Farley Granger is equally good as Guy, trapped in Bruno’s mad web. Granger has previously played a killer in Hitchcock’s ROPE, and this time he’s the victim of Bruno’s deranged scheme. Ruth Roman is Anne, Granger’s love interest, Patricia Hitchcock (the director’s daughter) is likeable as younger sister Babs, and Leo G. Carroll (participant in six Hitchcock films) is their dad, Senator Morton. John Doucette and Robert Gist are two cops assigned to watch Guy, and a pair of ladies from TV’s BEWITCHED are on hand: Marion Lorne (Aunt Clara!) plays Bruno’s adoring mother, and Kasey Rogers (billed as Laura Elliot),the second Louise Tate, is the unfortunate Miriam.
The screenplay credits Raymond Chandler as cowriter with Czenzi Ormonde, but this isn’t entirely true. Chandler was initially hired, and after two drafts left the project, or to put it bluntly was fired. The Master of Hard-Boiled Fiction and The Master of Suspense did not get along, and allegedly Hitchcock ceremoniously held up Chandler’s script and, holding his nose with the other hand, dropped it in the wastebasket! Both men agreed Chandler should not get screen credit, but the studio wanted the prestige of Chandler’s name attached, so there it remained.

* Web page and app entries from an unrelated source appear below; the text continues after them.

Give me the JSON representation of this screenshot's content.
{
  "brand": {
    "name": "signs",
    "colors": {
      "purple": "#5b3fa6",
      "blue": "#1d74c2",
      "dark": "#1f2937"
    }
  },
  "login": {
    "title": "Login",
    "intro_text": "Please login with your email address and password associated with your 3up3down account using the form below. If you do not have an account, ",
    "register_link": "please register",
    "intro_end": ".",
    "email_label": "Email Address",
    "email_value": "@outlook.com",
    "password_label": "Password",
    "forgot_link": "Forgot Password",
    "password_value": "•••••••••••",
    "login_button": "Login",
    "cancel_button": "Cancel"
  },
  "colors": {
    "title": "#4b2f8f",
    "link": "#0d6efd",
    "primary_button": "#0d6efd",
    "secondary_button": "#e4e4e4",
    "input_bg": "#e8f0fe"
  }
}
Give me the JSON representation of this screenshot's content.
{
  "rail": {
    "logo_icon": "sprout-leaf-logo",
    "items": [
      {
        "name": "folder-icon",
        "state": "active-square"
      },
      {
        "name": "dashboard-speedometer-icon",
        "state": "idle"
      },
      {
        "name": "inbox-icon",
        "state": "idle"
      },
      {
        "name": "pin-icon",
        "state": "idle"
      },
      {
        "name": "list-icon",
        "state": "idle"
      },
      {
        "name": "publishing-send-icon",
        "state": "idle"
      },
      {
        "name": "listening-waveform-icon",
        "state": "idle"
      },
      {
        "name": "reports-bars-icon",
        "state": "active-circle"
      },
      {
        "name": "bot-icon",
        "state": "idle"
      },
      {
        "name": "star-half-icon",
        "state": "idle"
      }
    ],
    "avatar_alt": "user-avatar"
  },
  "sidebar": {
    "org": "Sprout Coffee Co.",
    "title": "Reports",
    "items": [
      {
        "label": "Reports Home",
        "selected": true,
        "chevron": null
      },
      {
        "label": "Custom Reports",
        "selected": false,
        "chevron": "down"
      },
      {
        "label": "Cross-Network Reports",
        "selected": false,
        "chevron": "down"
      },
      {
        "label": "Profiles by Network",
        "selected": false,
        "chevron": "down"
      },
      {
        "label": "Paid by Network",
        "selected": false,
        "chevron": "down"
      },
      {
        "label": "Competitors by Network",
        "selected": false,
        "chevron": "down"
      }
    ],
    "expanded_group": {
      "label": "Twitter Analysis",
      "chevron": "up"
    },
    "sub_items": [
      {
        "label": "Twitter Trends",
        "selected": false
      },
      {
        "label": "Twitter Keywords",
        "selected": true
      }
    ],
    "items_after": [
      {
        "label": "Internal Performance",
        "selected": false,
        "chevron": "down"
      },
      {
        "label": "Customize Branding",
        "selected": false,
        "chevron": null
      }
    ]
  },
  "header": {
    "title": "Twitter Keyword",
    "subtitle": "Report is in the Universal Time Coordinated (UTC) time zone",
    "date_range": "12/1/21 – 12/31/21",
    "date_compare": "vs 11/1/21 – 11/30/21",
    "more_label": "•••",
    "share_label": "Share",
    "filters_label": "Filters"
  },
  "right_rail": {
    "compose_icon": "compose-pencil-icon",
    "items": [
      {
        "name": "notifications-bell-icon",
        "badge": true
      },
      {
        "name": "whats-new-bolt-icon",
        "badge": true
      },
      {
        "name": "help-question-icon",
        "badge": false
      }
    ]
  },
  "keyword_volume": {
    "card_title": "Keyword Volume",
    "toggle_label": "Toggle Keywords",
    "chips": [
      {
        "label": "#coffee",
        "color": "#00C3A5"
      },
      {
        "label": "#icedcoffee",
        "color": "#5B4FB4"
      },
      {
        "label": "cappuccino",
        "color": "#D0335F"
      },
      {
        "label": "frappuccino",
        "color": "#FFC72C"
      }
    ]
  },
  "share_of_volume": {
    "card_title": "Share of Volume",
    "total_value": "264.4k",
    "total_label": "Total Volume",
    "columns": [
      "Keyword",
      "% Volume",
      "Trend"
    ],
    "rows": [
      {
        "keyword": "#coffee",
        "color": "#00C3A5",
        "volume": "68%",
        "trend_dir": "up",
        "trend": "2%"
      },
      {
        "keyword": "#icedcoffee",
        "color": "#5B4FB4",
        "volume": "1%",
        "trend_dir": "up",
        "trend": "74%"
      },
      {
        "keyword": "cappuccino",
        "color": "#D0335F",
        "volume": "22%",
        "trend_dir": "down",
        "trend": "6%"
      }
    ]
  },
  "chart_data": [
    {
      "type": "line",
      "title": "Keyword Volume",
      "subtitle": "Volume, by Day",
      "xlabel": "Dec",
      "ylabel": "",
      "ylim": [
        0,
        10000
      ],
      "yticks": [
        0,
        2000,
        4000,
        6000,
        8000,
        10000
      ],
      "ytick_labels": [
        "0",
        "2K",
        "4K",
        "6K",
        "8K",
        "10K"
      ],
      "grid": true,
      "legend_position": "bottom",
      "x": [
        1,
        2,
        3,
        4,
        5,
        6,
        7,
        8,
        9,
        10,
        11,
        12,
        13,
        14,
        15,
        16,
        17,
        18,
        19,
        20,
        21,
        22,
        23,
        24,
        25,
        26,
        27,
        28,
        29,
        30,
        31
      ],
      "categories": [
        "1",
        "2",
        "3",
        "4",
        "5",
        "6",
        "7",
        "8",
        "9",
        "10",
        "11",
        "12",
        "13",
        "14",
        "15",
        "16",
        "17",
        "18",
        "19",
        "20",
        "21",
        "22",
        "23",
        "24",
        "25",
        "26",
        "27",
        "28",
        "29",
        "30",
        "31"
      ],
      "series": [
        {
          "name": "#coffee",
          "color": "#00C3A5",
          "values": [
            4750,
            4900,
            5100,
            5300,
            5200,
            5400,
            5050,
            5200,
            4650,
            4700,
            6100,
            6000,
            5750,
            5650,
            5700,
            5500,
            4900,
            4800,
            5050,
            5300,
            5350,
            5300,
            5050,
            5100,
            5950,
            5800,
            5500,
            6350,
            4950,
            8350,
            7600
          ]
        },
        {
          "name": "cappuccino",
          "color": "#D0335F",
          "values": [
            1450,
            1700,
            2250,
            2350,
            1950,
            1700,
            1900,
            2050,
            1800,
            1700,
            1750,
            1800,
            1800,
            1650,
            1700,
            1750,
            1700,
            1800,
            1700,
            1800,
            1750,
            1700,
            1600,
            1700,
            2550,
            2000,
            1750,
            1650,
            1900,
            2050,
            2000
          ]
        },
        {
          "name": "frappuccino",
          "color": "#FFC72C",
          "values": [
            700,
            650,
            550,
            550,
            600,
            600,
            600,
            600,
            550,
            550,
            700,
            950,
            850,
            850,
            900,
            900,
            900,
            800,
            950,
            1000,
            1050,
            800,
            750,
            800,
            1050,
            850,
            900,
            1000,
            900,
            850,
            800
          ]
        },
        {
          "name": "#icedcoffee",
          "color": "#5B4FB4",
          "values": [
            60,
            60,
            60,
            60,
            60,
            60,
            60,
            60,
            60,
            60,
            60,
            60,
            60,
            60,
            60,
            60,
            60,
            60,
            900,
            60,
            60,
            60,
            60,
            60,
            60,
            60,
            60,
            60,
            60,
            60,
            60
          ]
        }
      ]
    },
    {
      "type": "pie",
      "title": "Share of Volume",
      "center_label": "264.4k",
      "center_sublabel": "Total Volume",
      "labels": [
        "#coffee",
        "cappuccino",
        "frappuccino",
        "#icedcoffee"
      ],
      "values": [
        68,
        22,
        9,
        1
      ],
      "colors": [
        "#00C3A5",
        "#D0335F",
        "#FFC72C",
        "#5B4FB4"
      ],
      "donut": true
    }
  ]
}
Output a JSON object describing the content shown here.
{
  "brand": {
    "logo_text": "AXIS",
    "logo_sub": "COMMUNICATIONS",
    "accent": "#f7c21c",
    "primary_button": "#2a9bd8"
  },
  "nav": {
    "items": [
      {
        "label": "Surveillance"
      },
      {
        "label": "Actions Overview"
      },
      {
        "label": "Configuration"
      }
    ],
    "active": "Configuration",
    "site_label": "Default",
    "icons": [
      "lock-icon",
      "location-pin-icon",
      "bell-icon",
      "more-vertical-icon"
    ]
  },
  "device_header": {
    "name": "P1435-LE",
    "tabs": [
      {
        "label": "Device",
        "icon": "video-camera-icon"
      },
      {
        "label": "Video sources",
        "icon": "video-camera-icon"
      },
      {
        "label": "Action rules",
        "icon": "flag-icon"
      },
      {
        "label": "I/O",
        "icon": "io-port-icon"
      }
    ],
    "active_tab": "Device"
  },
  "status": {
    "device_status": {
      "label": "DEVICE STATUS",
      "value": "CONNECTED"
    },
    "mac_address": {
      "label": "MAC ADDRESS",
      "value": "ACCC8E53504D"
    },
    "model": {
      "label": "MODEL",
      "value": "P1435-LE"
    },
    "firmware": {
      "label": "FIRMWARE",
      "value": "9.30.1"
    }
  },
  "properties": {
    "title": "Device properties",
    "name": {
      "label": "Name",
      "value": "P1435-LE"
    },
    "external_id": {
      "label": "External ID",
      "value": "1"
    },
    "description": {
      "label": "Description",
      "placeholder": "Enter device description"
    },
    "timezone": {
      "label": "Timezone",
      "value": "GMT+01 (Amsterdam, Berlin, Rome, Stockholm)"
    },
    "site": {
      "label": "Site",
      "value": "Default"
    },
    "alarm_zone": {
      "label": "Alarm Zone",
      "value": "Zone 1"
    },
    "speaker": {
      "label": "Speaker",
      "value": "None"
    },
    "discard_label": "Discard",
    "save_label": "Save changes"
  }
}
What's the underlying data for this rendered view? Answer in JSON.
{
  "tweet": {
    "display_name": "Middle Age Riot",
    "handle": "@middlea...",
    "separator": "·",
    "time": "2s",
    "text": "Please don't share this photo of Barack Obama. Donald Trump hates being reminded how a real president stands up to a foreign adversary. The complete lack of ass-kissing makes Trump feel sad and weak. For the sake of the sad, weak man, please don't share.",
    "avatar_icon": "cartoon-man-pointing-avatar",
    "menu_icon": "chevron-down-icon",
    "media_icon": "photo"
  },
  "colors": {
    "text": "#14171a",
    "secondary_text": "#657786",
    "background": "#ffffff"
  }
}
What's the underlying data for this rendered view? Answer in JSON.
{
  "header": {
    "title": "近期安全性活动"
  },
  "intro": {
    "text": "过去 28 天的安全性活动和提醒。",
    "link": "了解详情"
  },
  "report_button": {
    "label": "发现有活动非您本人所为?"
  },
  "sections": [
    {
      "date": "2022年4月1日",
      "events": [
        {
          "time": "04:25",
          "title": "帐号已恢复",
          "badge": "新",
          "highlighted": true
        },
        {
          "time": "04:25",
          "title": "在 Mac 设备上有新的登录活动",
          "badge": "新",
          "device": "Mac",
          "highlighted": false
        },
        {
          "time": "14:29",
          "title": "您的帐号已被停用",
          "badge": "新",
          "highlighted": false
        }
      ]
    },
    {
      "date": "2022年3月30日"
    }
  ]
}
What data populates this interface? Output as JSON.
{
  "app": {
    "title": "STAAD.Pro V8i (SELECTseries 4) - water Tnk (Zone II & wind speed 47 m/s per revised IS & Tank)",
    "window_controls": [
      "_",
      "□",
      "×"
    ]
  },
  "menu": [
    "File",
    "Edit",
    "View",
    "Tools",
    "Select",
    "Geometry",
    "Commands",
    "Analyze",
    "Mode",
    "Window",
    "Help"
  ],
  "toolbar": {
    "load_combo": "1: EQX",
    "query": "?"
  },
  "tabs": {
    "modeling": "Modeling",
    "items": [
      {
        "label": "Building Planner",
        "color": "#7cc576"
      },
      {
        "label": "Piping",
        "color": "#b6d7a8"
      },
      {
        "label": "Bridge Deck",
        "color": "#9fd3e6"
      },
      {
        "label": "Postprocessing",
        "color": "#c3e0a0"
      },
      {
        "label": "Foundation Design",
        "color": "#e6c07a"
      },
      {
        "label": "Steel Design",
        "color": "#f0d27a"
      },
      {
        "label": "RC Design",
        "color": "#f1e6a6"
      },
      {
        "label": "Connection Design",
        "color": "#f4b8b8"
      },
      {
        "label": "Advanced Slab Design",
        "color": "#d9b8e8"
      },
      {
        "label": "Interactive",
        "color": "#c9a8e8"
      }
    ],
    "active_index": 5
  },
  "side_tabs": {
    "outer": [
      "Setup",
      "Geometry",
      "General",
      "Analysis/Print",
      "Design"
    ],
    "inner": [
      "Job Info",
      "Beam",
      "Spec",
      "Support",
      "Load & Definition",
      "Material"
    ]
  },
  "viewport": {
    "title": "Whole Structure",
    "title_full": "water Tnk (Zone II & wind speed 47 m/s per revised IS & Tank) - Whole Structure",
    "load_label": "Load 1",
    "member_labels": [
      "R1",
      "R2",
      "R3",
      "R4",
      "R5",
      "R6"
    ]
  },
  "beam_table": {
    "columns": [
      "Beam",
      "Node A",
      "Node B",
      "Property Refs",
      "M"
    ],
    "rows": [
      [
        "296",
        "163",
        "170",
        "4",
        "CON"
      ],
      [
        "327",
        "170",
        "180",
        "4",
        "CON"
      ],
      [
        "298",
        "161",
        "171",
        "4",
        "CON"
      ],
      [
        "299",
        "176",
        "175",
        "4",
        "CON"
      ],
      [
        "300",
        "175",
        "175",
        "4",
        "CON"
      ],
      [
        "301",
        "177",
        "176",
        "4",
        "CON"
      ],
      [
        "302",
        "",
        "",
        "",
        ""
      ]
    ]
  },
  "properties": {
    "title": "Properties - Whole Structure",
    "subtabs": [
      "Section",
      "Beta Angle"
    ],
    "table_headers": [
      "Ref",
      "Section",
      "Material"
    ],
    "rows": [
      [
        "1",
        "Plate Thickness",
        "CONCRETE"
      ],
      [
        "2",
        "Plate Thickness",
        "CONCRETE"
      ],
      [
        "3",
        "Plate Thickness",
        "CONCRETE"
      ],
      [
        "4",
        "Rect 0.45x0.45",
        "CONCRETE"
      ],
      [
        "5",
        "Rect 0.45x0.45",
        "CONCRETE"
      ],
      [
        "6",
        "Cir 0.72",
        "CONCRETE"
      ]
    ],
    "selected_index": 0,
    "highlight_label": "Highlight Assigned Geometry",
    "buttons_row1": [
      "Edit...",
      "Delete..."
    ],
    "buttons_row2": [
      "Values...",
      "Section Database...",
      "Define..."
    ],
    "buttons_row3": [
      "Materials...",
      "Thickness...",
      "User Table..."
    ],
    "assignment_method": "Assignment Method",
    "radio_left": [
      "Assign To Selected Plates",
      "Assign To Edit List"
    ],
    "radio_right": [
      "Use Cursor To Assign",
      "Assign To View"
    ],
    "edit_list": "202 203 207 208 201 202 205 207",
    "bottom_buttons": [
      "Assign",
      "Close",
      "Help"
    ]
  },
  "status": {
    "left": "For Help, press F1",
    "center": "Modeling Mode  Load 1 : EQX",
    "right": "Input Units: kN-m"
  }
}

I could go on and on writing about STRANGERS ON A TRAIN, and have plenty of notes to do so, but you’ll have a much better time watching it than reading my scribblings. If you haven’t seen this masterpiece, do so ASAP. And if you already have… watch it again! It just gets better and better as time goes on.